+++ DATA SHOWN

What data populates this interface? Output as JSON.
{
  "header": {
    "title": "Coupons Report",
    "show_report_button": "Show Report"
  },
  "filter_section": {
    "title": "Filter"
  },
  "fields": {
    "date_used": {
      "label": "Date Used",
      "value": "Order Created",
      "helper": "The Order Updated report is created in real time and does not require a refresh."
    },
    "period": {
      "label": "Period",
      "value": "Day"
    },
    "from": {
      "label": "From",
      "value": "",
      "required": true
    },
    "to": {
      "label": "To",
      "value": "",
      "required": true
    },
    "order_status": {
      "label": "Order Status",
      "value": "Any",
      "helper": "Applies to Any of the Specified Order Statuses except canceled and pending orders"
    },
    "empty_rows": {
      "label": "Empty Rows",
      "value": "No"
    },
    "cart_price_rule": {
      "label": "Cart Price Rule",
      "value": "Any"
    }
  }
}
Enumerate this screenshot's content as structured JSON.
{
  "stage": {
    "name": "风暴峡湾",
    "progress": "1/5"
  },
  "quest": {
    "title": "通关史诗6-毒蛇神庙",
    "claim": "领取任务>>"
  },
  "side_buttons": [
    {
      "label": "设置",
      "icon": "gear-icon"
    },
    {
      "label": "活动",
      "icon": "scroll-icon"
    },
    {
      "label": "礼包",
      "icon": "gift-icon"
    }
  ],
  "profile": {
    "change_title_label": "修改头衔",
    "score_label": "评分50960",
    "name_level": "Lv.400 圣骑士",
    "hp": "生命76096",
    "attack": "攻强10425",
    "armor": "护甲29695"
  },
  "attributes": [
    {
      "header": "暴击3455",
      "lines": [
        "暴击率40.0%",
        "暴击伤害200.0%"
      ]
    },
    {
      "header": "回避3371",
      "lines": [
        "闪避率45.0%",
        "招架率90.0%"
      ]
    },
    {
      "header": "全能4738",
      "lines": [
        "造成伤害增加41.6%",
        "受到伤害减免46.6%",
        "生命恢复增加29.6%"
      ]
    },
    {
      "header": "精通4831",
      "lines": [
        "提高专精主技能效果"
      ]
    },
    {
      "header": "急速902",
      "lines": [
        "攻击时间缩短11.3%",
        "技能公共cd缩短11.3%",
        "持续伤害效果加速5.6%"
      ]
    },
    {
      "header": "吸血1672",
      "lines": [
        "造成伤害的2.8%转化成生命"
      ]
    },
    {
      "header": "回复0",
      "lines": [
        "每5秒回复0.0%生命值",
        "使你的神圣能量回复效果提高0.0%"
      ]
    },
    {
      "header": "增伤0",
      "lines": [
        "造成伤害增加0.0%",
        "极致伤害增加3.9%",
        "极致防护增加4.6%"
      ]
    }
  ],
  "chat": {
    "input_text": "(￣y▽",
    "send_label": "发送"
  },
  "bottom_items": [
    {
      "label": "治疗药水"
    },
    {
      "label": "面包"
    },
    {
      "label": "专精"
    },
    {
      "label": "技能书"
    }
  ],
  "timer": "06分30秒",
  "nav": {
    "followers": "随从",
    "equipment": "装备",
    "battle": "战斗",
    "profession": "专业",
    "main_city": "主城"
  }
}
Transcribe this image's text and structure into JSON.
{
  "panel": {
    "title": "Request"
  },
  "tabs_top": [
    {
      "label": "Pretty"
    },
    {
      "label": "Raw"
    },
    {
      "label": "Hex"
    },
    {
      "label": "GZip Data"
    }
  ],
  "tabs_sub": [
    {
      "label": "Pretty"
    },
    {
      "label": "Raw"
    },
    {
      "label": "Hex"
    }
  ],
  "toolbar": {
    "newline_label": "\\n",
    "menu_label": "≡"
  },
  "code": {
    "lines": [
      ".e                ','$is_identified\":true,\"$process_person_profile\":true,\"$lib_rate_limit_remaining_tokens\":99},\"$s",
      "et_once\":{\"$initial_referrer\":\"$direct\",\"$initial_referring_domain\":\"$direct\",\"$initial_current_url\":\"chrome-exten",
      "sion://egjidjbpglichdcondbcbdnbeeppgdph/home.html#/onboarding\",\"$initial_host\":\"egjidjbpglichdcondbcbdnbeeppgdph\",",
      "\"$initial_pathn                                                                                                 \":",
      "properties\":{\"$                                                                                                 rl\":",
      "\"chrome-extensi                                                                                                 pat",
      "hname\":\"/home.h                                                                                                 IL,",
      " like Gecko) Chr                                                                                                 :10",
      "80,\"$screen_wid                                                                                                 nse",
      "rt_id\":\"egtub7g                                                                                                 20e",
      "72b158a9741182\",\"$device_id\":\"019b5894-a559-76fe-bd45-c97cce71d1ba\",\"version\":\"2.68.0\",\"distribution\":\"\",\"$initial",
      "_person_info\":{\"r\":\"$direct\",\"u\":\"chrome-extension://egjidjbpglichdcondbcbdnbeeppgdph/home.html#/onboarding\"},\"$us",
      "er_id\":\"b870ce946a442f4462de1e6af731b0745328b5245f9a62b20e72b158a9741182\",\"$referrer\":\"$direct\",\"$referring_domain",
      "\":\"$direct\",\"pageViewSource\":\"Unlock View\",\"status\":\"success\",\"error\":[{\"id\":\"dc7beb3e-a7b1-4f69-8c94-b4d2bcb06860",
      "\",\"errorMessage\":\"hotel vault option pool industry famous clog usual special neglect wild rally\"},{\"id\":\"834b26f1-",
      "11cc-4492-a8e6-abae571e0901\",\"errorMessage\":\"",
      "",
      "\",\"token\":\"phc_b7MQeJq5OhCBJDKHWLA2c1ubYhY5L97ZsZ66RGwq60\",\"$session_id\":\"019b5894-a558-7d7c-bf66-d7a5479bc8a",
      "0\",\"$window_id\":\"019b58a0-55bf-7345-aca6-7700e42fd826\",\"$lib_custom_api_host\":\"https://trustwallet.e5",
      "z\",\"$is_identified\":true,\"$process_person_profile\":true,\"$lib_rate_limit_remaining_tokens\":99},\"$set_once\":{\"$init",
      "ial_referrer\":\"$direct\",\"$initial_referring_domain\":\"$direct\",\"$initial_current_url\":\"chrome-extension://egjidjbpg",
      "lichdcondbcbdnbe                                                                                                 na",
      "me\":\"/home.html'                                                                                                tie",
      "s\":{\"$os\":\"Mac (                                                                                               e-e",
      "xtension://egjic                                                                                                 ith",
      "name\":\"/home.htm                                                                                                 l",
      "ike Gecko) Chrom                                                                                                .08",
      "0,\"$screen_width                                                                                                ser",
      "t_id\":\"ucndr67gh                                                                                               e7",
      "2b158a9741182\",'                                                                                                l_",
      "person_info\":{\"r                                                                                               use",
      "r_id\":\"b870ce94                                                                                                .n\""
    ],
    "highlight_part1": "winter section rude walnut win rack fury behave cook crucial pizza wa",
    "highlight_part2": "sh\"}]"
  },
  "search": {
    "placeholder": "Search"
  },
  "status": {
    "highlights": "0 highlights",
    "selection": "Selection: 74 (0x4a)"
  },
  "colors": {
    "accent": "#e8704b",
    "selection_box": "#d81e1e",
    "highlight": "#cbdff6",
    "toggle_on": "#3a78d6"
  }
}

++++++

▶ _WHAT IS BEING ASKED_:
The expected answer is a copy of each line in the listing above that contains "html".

▶ _WRITTEN SOLUTION_:
      "sion://egjidjbpglichdcondbcbdnbeeppgdph/home.html#/onboarding\",\"$initial_host\":\"egjidjbpglichdcondbcbdnbeeppgdph\",",
      "_person_info\":{\"r\":\"$direct\",\"u\":\"chrome-extension://egjidjbpglichdcondbcbdnbeeppgdph/home.html#/onboarding\"},\"$us",
      "me\":\"/home.html'                                                                                                tie",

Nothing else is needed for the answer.